Record set section start
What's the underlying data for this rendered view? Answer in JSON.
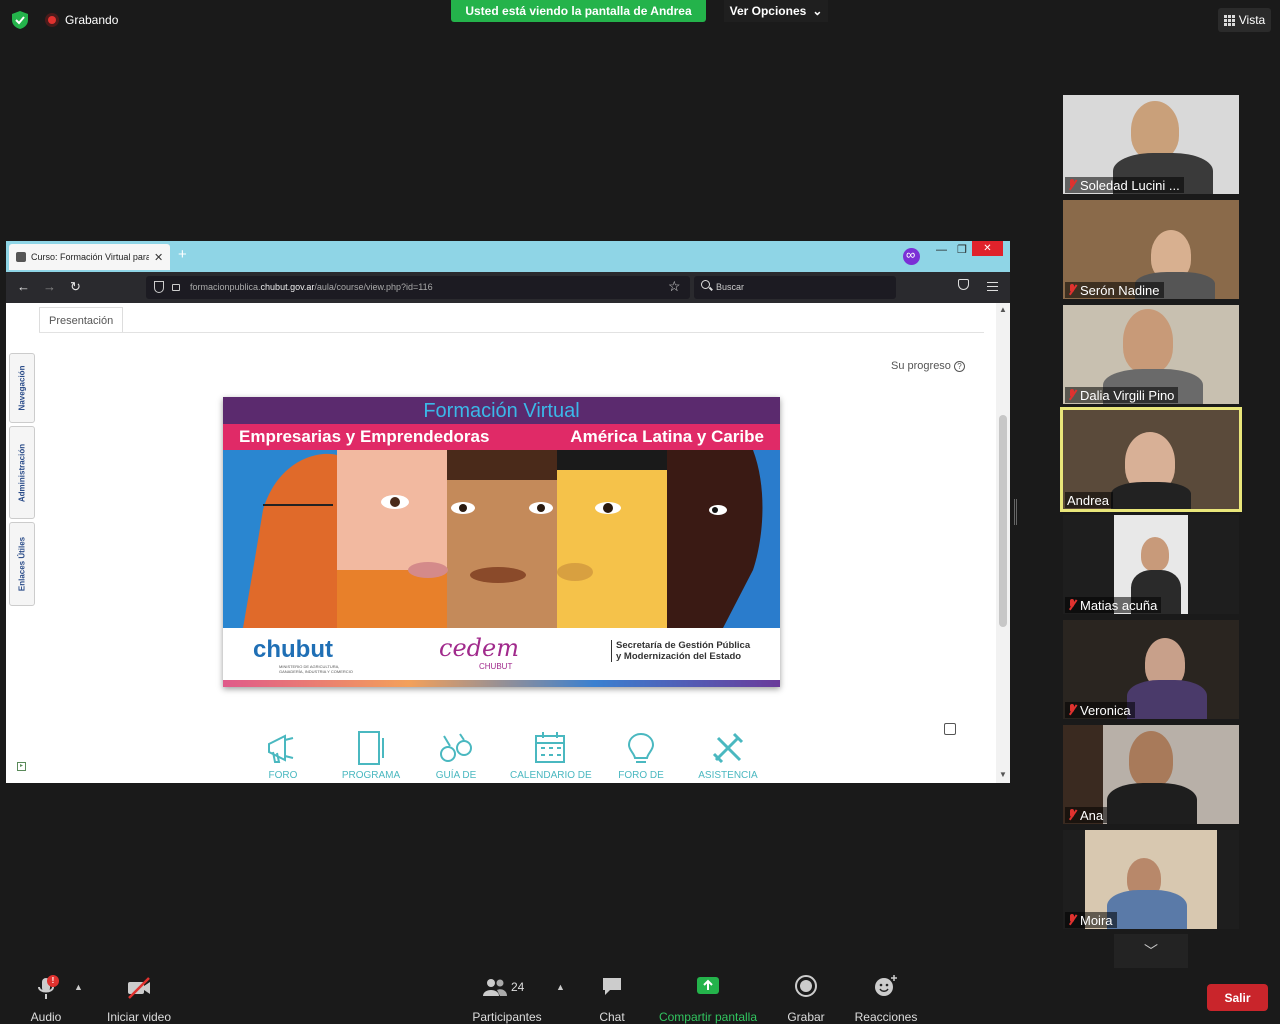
{
  "top_bar": {
    "recording_label": "Grabando",
    "viewing_banner": "Usted está viendo la pantalla de Andrea",
    "view_options_label": "Ver Opciones",
    "view_label": "Vista"
  },
  "browser": {
    "tab_title": "Curso: Formación Virtual para E",
    "url_prefix": "formacionpublica.",
    "url_domain": "chubut.gov.ar",
    "url_path": "/aula/course/view.php?id=116",
    "search_placeholder": "Buscar"
  },
  "course_page": {
    "section_tab": "Presentación",
    "progress_label": "Su progreso",
    "side_tabs": [
      "Navegación",
      "Administración",
      "Enlaces Útiles"
    ],
    "banner": {
      "title": "Formación Virtual",
      "subtitle_left": "Empresarias y Emprendedoras",
      "subtitle_right": "América Latina y Caribe",
      "logo_chubut": "chubut",
      "logo_chubut_sub": "MINISTERIO DE AGRICULTURA, GANADERÍA, INDUSTRIA Y COMERCIO",
      "logo_cedem": "cedem",
      "logo_cedem_sub": "CHUBUT",
      "secretaria_line1": "Secretaría de Gestión Pública",
      "secretaria_line2": "y Modernización del Estado"
    },
    "course_icons": [
      "FORO",
      "PROGRAMA",
      "GUÍA DE",
      "CALENDARIO DE",
      "FORO DE",
      "ASISTENCIA"
    ]
  },
  "participants": [
    {
      "name": "Soledad Lucini ...",
      "muted": true
    },
    {
      "name": "Serón Nadine",
      "muted": true
    },
    {
      "name": "Dalia Virgili Pino",
      "muted": true
    },
    {
      "name": "Andrea",
      "muted": false,
      "active_speaker": true
    },
    {
      "name": "Matias acuña",
      "muted": true
    },
    {
      "name": "Veronica",
      "muted": true
    },
    {
      "name": "Ana",
      "muted": true
    },
    {
      "name": "Moira",
      "muted": true
    }
  ],
  "bottom_bar": {
    "audio_label": "Audio",
    "audio_badge": "!",
    "video_label": "Iniciar video",
    "participants_label": "Participantes",
    "participants_count": "24",
    "chat_label": "Chat",
    "share_label": "Compartir pantalla",
    "record_label": "Grabar",
    "reactions_label": "Reacciones",
    "leave_label": "Salir"
  },
  "colors": {
    "share_green": "#24b34b",
    "leave_red": "#c9252b",
    "active_speaker_outline": "#e9e67a"
  }
}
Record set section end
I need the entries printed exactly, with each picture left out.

**Reply to the task:**
What's the underlying data for this rendered view? Answer in JSON.
{
  "top_bar": {
    "recording_label": "Grabando",
    "viewing_banner": "Usted está viendo la pantalla de Andrea",
    "view_options_label": "Ver Opciones",
    "view_label": "Vista"
  },
  "browser": {
    "tab_title": "Curso: Formación Virtual para E",
    "url_prefix": "formacionpublica.",
    "url_domain": "chubut.gov.ar",
    "url_path": "/aula/course/view.php?id=116",
    "search_placeholder": "Buscar"
  },
  "course_page": {
    "section_tab": "Presentación",
    "progress_label": "Su progreso",
    "side_tabs": [
      "Navegación",
      "Administración",
      "Enlaces Útiles"
    ],
    "banner": {
      "title": "Formación Virtual",
      "subtitle_left": "Empresarias y Emprendedoras",
      "subtitle_right": "América Latina y Caribe",
      "logo_chubut": "chubut",
      "logo_chubut_sub": "MINISTERIO DE AGRICULTURA, GANADERÍA, INDUSTRIA Y COMERCIO",
      "logo_cedem": "cedem",
      "logo_cedem_sub": "CHUBUT",
      "secretaria_line1": "Secretaría de Gestión Pública",
      "secretaria_line2": "y Modernización del Estado"
    },
    "course_icons": [
      "FORO",
      "PROGRAMA",
      "GUÍA DE",
      "CALENDARIO DE",
      "FORO DE",
      "ASISTENCIA"
    ]
  },
  "participants": [
    {
      "name": "Soledad Lucini ...",
      "muted": true
    },
    {
      "name": "Serón Nadine",
      "muted": true
    },
    {
      "name": "Dalia Virgili Pino",
      "muted": true
    },
    {
      "name": "Andrea",
      "muted": false,
      "active_speaker": true
    },
    {
      "name": "Matias acuña",
      "muted": true
    },
    {
      "name": "Veronica",
      "muted": true
    },
    {
      "name": "Ana",
      "muted": true
    },
    {
      "name": "Moira",
      "muted": true
    }
  ],
  "bottom_bar": {
    "audio_label": "Audio",
    "audio_badge": "!",
    "video_label": "Iniciar video",
    "participants_label": "Participantes",
    "participants_count": "24",
    "chat_label": "Chat",
    "share_label": "Compartir pantalla",
    "record_label": "Grabar",
    "reactions_label": "Reacciones",
    "leave_label": "Salir"
  },
  "colors": {
    "share_green": "#24b34b",
    "leave_red": "#c9252b",
    "active_speaker_outline": "#e9e67a"
  }
}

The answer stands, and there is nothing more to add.